The law will enter into force 90 days after being signed. The first-time violators will be charged a fine of USD 1,000. The new measure includes exceptions for online and store purchases. Besides, stores will be allowed to decline denominations over USD 20.

According to councilman Ritchie Torres who drafted the bill, said it was a victory for the working class. Every New Yorker should be free to choose a preferred payment method, Torres said, adding that the marketplace of the future should meet the needs of all vulnerable locals.

House Judiciary Committee Chairman Jerrold Nadler, a Brooklyn native and among the highest-ranking New York representatives in Congress, also welcomed the decision of the City Council.

Cashless stores exclude the most vulnerable members of our society, who often cannot buy a salad without a debit card, Nadler tweeted.

According to statistics of the city’s Department of Consumer Affairs released in October 2019, 11.2 percent of the New Yorkers have no bank account. Furthermore, 22 percent of the locals still use alternative banking, such as check-cashing establishments.

An earlier study conducted in 2015 by the Urban Institute showed that almost 40 percent of New York’s households were either ”unbanked” or ”underbanked,” meaning that they rely mainly on cash.

Their number is even higher outside of Manhattan, in areas popular among immigrants and people of color, the New Economy Project, an organization for low-income New Yorkers said, adding that the vast majority of these communities have few banking services.

During a hearing on the bill in February last year, Dos Toros restaurants co-founder Leo Kremer opposed the proposal. He pointed out that his chain implemented the cashless policy as a way to keep a decent control of its finances, to make the working process seamless, and help customers get their orders quickly. Many fellow small businesses in New York echoed his words and opted against the amendment.

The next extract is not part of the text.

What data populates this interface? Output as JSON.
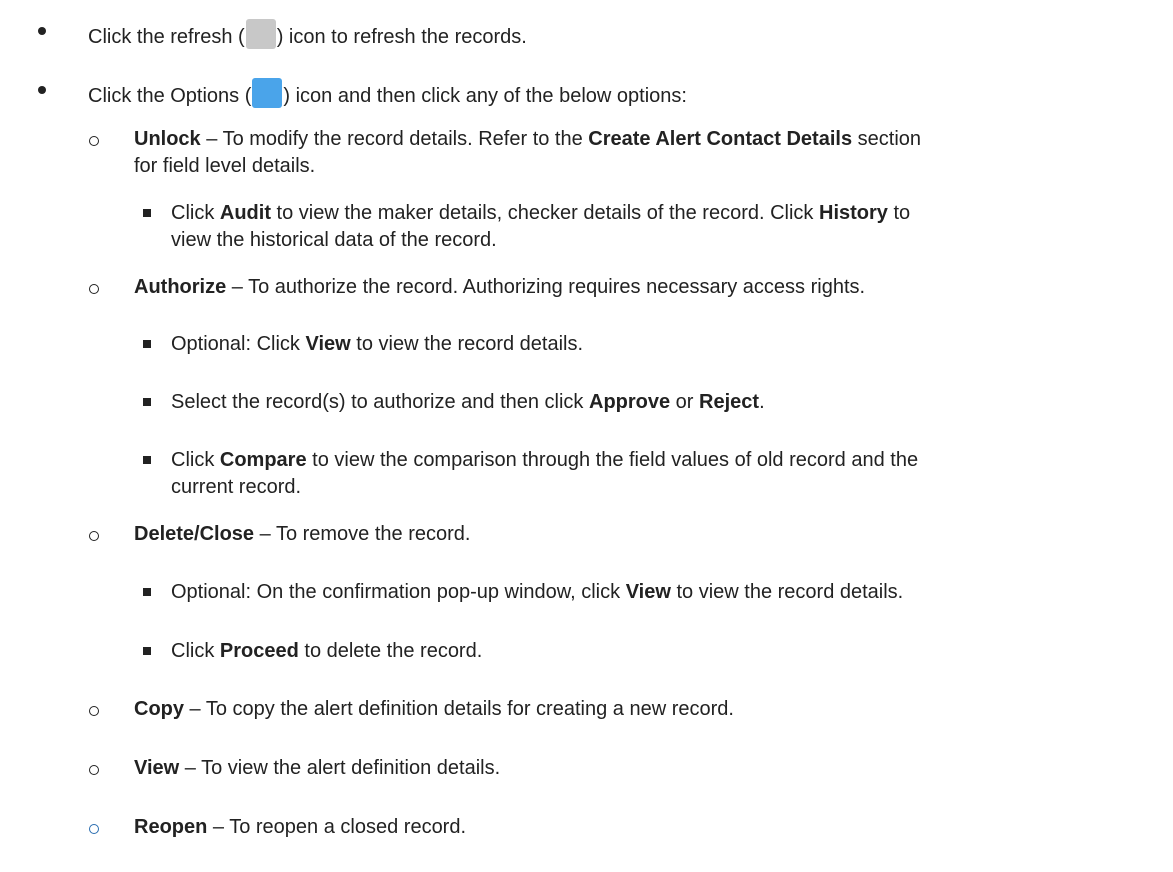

Philadelphia became the first big US city to forbid cashless businesses in March 2019, while San Francisco followed suit in May.

What do you think? Do you agree or disagree with the ban on cashless businesses?